You may also have noticed that in this manual we have always framed the questions in terms of assessing the null hypothesis (i.e. that the distributions of the two groups are *the same*). Why would we choose to test the hypothesis that they are the same, when generally the question that we are interested in is whether two things are *different*? There are two reasons for this. It is a general principle in science that it is possible to falsify a hypothesis (within an acceptable margin of error, of course), but never possible to prove that a hypothesis is true because there may be alternative hypotheses that may also be consistent with your observations. Since it is not really possible to prove a hypothesis true, then a clever strategy would be to define the hypothesis as the opposite of what we are trying to show. If we can show that this opposite hypothesis is very unlikely, then we can infer that what we are actually trying to show is true. In the example of statistics we demonstrate that two things must be different by rejecting the null hypothesis of sameness.
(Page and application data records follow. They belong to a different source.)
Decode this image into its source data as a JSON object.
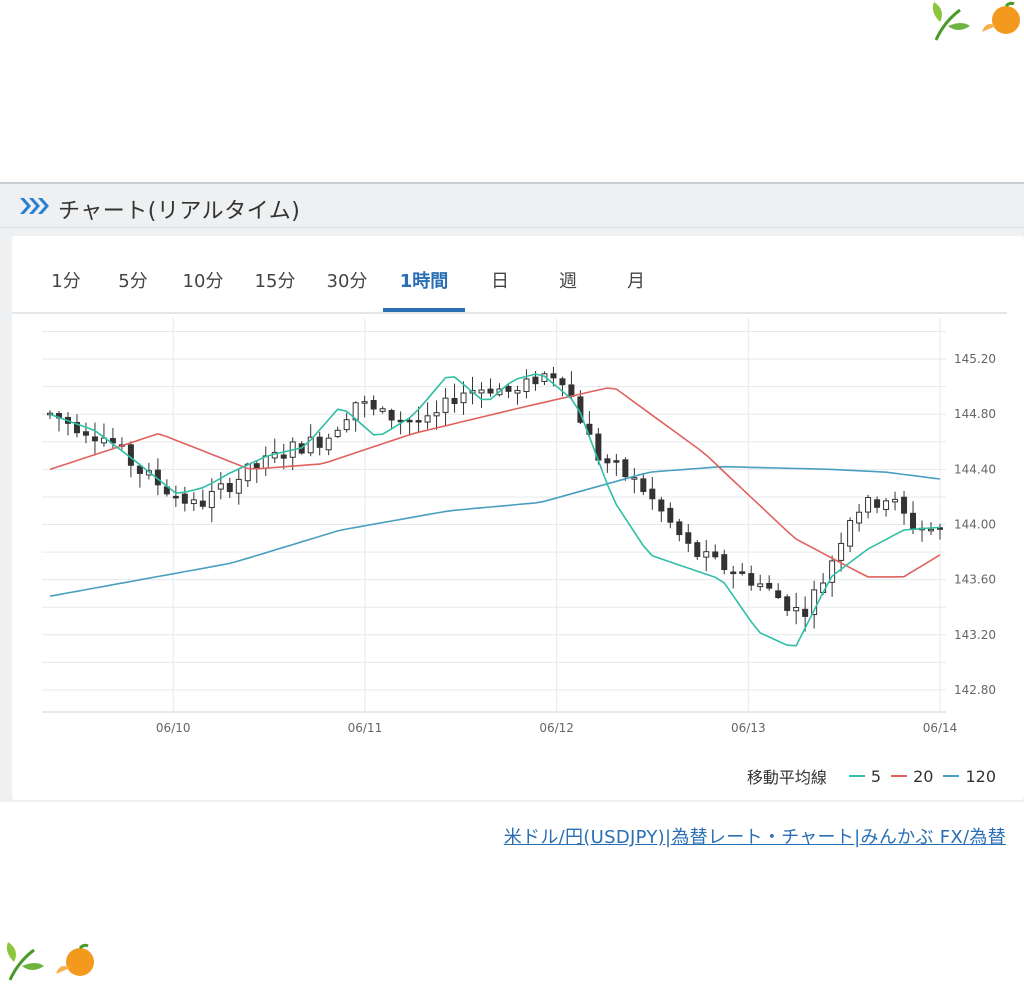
{
  "header": {
    "title": "チャート(リアルタイム)"
  },
  "tabs": [
    {
      "label": "1分",
      "active": false
    },
    {
      "label": "5分",
      "active": false
    },
    {
      "label": "10分",
      "active": false
    },
    {
      "label": "15分",
      "active": false
    },
    {
      "label": "30分",
      "active": false
    },
    {
      "label": "1時間",
      "active": true
    },
    {
      "label": "日",
      "active": false
    },
    {
      "label": "週",
      "active": false
    },
    {
      "label": "月",
      "active": false
    }
  ],
  "legend": {
    "title": "移動平均線",
    "items": [
      {
        "label": "5",
        "color": "#2fbfa5"
      },
      {
        "label": "20",
        "color": "#e0625e"
      },
      {
        "label": "120",
        "color": "#4a9fc0"
      }
    ]
  },
  "source": {
    "text": "米ドル/円(USDJPY)|為替レート・チャート|みんかぶ FX/為替"
  },
  "colors": {
    "accent": "#2a6fb3",
    "up_candle": "#ffffff",
    "down_candle": "#333333"
  },
  "chart_data": {
    "type": "candlestick",
    "x_ticks": [
      "06/10",
      "06/11",
      "06/12",
      "06/13",
      "06/14"
    ],
    "y_ticks": [
      142.8,
      143.2,
      143.6,
      144.0,
      144.4,
      144.8,
      145.2
    ],
    "ylim": [
      142.64,
      145.44
    ],
    "grid": true,
    "y_axis_side": "right",
    "candle_count": 100,
    "ohlc_close_path": [
      [
        0,
        144.8
      ],
      [
        8,
        144.62
      ],
      [
        12,
        144.4
      ],
      [
        17,
        144.22
      ],
      [
        20,
        144.13
      ],
      [
        27,
        144.38
      ],
      [
        33,
        144.55
      ],
      [
        38,
        144.63
      ],
      [
        42,
        144.9
      ],
      [
        45,
        144.8
      ],
      [
        52,
        144.73
      ],
      [
        56,
        144.96
      ],
      [
        60,
        145.0
      ],
      [
        64,
        144.95
      ],
      [
        67,
        145.08
      ],
      [
        70,
        145.1
      ],
      [
        75,
        144.5
      ],
      [
        81,
        144.28
      ],
      [
        88,
        143.8
      ],
      [
        97,
        143.58
      ],
      [
        103,
        143.35
      ],
      [
        106,
        143.6
      ],
      [
        110,
        144.1
      ],
      [
        115,
        144.2
      ],
      [
        118,
        144.0
      ],
      [
        122,
        143.95
      ]
    ],
    "ma5_path": [
      [
        0,
        144.8
      ],
      [
        5,
        144.68
      ],
      [
        9,
        144.48
      ],
      [
        14,
        144.22
      ],
      [
        17,
        144.27
      ],
      [
        20,
        144.38
      ],
      [
        24,
        144.5
      ],
      [
        28,
        144.56
      ],
      [
        32,
        144.86
      ],
      [
        36,
        144.63
      ],
      [
        40,
        144.79
      ],
      [
        44,
        145.1
      ],
      [
        48,
        144.88
      ],
      [
        51,
        145.05
      ],
      [
        54,
        145.1
      ],
      [
        58,
        144.88
      ],
      [
        62,
        144.18
      ],
      [
        66,
        143.78
      ],
      [
        70,
        143.69
      ],
      [
        74,
        143.6
      ],
      [
        78,
        143.22
      ],
      [
        82,
        143.1
      ],
      [
        86,
        143.62
      ],
      [
        90,
        143.82
      ],
      [
        94,
        143.96
      ],
      [
        98,
        143.98
      ]
    ],
    "ma20_path": [
      [
        0,
        144.4
      ],
      [
        12,
        144.66
      ],
      [
        22,
        144.4
      ],
      [
        30,
        144.44
      ],
      [
        40,
        144.66
      ],
      [
        52,
        144.85
      ],
      [
        62,
        145.0
      ],
      [
        72,
        144.52
      ],
      [
        82,
        143.9
      ],
      [
        90,
        143.62
      ],
      [
        94,
        143.62
      ],
      [
        98,
        143.78
      ]
    ],
    "ma120_path": [
      [
        0,
        143.48
      ],
      [
        20,
        143.72
      ],
      [
        32,
        143.96
      ],
      [
        44,
        144.1
      ],
      [
        54,
        144.16
      ],
      [
        66,
        144.38
      ],
      [
        74,
        144.42
      ],
      [
        86,
        144.4
      ],
      [
        92,
        144.38
      ],
      [
        98,
        144.33
      ]
    ]
  }
}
The other reason for framing an experiment in terms of a null hypothesis is a practical one. Assessment of a *P*-value directly or indirectly is a common feature of all statistical tests. By its definition, *P* describes the likelihood of deviation due to chance unrepresentative sampling under the scenario of the null hypothesis. Since the criterion of significance in all tests is based on comparing *P* with the critical (alpha) value, framing the question in terms of the null hypothesis is unavoidable.

Although these ideas and the terminology may seem foreign to you, you should make the effort to acquaint yourself with them because they form the basis of most data analysis in the scientific literature. This can be seen by a casual examination of nearly any journal article. The idea of a null hypothesis and the *P*<0.05 criterion for significance are ubiquitous in all statistical tests. Because it takes time to absorb statistical concepts and orient your brain to statistical thinking, you may need to come back to this section to refresh your memory at points in the future.